Comparing the ages of the youngest sand grains and the oldest titanite crystals allowed the researchers to estimate that the eruption at Argyle occurred between 1.3 billion and 1.26 billion years ago. This age range was older than previous estimates, which surprised Olierook and his colleagues. “We had a betting pool going, and nobody got 1,300 [million years],” he says. “That was one of those glass-shattering moments.”
That eruption timing corresponds to a volatile period in Earth’s tectonic history when one of the first supercontinents, called Nuna, was splintering apart. The team posits that this instability may have reopened a seam along the continental boundary where Argyle is now situated. This in turn sparked the volcanic activity that brought the diamond-bearing melt toward the surface, creating Argyle’s expansive diamond deposits.
The new time estimates add crucial context for understanding the volcanic eruption at Argyle, says Evan Smith, a researcher at the Gemological Institute of America, who researches the geology of diamonds but was not involved in the new study. “The previous age constraint for Argyle was younger, and it was a lot less clear how to frame the eruption in a broader geological context,” Smith says. He thinks the new study adds exciting evidence that these “eruptions are related to bigger processes that affect whole continents rather than being isolated, random burps of magma.”
Olierook thinks similar events may have occurred at other continental boundaries around the world. Most diamond-bearing deposits are found in the middle of continental plates where rock is exposed. This makes Argyle an outlier.
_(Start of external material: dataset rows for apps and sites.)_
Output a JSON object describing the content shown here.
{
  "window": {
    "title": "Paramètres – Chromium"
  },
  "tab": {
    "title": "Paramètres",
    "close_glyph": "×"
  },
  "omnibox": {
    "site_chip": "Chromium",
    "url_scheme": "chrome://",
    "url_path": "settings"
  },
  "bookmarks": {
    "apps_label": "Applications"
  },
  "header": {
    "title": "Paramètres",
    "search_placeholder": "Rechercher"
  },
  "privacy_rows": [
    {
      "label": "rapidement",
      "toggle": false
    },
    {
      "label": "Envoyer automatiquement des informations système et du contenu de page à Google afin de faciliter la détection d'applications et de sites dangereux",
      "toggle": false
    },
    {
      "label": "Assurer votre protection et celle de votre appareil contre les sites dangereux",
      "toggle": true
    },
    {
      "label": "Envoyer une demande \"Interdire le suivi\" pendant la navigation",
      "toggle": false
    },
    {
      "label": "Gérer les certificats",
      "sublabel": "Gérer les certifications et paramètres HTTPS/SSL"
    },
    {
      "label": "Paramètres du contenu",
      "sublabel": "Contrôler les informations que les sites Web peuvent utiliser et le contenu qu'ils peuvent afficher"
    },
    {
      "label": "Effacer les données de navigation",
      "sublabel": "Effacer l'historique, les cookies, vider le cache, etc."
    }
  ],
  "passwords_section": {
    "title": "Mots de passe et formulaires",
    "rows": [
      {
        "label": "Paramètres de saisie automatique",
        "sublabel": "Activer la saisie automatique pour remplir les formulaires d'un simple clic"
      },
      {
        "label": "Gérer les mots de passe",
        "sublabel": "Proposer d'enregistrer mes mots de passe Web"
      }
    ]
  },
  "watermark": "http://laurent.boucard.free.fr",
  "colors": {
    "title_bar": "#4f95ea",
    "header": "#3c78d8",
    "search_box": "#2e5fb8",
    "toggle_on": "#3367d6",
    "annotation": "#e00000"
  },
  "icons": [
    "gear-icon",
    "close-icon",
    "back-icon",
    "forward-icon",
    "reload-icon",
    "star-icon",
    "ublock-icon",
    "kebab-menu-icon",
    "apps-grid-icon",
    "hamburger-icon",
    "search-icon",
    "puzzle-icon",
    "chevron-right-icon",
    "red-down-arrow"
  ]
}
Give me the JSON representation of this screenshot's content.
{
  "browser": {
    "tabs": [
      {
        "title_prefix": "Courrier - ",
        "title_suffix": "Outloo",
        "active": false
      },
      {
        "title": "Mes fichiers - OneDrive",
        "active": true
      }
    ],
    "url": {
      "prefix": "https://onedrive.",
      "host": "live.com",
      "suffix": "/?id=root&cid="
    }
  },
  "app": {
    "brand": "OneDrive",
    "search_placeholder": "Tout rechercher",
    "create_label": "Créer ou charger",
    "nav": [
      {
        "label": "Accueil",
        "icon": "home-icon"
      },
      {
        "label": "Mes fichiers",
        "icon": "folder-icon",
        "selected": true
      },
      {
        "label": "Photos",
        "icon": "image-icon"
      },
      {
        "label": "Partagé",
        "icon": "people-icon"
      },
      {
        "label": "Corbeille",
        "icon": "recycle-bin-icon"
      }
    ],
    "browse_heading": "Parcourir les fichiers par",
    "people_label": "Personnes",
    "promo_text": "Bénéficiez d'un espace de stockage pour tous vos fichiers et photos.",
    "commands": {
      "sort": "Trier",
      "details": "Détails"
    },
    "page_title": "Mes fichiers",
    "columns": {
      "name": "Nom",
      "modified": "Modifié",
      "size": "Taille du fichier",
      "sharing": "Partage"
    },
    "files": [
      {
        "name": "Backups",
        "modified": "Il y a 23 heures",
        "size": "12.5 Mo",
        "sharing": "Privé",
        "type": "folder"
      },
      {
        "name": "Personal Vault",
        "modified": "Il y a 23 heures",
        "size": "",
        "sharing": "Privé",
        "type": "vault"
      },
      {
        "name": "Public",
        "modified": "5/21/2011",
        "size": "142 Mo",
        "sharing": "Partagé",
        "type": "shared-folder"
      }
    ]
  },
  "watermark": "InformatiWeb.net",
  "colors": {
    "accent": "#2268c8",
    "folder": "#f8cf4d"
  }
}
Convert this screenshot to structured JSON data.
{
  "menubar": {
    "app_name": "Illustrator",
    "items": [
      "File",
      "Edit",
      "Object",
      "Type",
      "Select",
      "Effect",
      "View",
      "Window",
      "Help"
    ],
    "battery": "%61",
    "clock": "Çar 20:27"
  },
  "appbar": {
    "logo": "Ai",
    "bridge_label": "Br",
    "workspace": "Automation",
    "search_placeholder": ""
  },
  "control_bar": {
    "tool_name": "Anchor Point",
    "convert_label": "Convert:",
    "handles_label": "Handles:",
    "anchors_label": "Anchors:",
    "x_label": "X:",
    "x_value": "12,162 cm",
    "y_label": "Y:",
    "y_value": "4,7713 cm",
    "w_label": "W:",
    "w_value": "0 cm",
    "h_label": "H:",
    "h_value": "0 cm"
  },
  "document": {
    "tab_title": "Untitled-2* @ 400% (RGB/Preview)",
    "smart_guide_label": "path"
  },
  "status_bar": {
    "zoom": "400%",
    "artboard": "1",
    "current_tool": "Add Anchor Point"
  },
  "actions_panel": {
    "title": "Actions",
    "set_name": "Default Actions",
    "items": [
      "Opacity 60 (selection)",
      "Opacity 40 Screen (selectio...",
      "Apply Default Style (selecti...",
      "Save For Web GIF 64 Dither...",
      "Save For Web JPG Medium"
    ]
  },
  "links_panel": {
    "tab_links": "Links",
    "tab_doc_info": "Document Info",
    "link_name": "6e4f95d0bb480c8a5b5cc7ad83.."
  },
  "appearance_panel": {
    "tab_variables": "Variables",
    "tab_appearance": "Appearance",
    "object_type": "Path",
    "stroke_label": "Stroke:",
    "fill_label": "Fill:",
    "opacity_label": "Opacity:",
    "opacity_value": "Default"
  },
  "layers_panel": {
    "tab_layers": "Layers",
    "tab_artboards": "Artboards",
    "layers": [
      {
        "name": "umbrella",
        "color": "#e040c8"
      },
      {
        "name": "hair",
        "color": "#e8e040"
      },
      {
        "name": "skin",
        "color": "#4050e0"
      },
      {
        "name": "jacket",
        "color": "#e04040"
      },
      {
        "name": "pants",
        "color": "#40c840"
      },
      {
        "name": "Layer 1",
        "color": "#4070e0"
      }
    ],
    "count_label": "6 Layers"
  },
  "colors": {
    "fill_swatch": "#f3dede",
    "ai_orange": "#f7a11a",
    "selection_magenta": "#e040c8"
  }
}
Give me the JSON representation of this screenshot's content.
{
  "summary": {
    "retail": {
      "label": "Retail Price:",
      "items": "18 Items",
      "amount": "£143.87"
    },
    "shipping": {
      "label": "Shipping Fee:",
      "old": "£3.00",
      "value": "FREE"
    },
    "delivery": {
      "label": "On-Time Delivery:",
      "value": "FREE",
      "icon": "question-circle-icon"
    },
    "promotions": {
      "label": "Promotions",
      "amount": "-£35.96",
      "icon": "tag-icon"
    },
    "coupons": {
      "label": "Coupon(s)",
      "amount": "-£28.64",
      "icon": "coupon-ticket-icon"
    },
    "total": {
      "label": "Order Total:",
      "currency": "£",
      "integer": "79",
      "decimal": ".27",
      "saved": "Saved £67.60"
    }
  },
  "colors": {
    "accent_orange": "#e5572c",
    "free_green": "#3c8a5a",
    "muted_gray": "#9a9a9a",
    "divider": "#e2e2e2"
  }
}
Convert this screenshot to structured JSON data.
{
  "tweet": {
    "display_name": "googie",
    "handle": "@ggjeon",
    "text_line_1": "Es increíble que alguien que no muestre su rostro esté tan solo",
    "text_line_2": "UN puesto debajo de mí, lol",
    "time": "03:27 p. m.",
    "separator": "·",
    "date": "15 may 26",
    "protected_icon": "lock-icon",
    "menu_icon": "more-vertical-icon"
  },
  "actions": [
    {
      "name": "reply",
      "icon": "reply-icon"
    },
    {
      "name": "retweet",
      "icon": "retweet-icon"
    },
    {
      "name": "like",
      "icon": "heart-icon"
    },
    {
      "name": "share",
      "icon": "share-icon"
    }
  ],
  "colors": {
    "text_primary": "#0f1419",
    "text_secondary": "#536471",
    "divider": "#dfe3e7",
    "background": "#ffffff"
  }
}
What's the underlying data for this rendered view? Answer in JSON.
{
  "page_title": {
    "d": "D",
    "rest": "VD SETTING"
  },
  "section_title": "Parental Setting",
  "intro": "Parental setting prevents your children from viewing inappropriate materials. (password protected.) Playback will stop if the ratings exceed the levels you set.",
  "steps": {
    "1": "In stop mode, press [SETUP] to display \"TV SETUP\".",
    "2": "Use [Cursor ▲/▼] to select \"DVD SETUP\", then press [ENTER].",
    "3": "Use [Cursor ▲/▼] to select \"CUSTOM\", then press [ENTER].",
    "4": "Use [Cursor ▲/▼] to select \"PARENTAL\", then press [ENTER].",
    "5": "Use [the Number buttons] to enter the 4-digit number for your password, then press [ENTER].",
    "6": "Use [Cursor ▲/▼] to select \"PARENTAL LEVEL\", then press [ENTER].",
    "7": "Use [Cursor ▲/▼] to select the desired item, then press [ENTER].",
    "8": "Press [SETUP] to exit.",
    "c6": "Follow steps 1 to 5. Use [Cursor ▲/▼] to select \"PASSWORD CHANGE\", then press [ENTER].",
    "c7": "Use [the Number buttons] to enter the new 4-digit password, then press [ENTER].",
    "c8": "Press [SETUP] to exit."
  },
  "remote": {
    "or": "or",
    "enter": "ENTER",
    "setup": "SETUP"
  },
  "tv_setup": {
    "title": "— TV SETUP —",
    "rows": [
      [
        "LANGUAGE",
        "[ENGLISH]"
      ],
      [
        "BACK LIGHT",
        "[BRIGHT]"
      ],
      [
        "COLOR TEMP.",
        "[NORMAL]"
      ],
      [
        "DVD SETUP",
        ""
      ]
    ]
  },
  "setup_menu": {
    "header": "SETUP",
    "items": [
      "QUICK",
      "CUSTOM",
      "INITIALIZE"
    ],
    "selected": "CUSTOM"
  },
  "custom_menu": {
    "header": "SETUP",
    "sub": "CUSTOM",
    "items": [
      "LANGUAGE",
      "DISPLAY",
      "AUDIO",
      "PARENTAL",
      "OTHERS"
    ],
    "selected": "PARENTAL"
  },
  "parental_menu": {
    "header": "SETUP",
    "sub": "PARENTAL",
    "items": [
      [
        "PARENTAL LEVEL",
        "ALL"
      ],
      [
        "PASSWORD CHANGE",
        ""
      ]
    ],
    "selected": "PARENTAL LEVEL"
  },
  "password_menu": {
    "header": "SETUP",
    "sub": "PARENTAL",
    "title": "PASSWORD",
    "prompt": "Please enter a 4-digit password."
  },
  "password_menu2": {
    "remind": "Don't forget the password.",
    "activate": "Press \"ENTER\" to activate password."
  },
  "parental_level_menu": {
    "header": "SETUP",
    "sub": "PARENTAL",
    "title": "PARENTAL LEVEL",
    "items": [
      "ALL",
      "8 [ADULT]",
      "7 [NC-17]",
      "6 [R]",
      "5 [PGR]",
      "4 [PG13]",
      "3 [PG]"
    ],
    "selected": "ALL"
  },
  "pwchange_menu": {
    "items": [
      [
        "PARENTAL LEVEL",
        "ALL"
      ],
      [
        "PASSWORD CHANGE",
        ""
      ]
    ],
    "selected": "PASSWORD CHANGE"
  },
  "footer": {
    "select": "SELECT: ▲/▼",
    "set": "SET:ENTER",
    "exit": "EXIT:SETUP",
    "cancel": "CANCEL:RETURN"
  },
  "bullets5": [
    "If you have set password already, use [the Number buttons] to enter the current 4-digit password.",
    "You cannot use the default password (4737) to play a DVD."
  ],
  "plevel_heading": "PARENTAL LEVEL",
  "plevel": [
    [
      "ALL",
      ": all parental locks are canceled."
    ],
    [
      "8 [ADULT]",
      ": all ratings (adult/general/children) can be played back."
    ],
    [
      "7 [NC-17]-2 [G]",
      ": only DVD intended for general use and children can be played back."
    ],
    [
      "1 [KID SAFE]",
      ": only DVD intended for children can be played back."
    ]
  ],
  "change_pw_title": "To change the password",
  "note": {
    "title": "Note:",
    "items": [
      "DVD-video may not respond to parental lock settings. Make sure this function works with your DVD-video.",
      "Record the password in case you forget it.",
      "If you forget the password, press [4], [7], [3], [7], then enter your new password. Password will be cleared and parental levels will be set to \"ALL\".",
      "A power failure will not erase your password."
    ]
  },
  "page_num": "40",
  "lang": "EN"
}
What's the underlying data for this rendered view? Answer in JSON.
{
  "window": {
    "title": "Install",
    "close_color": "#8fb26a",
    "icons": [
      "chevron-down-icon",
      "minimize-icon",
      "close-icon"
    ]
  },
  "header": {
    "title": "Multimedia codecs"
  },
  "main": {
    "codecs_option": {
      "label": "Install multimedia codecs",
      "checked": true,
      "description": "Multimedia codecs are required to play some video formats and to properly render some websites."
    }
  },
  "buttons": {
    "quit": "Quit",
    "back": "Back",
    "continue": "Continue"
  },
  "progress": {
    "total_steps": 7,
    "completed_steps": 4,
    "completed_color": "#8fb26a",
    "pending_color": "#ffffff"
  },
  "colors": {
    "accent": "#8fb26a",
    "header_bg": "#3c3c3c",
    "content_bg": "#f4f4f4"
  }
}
When the mine was first discovered, most geologists thought that searching for diamonds along continental plate boundaries—which are often uplifted by ancient mountain belts and buried beneath soil and sand—was futile.
Though gem mining in these regions remains difficult, Olierook believes there are plenty of diamonds to be found in the rough. “I think all of them will host some sort of colored diamonds,” he says. “They may all be brown, but with a little bit of luck, there could be a few pinks in there.”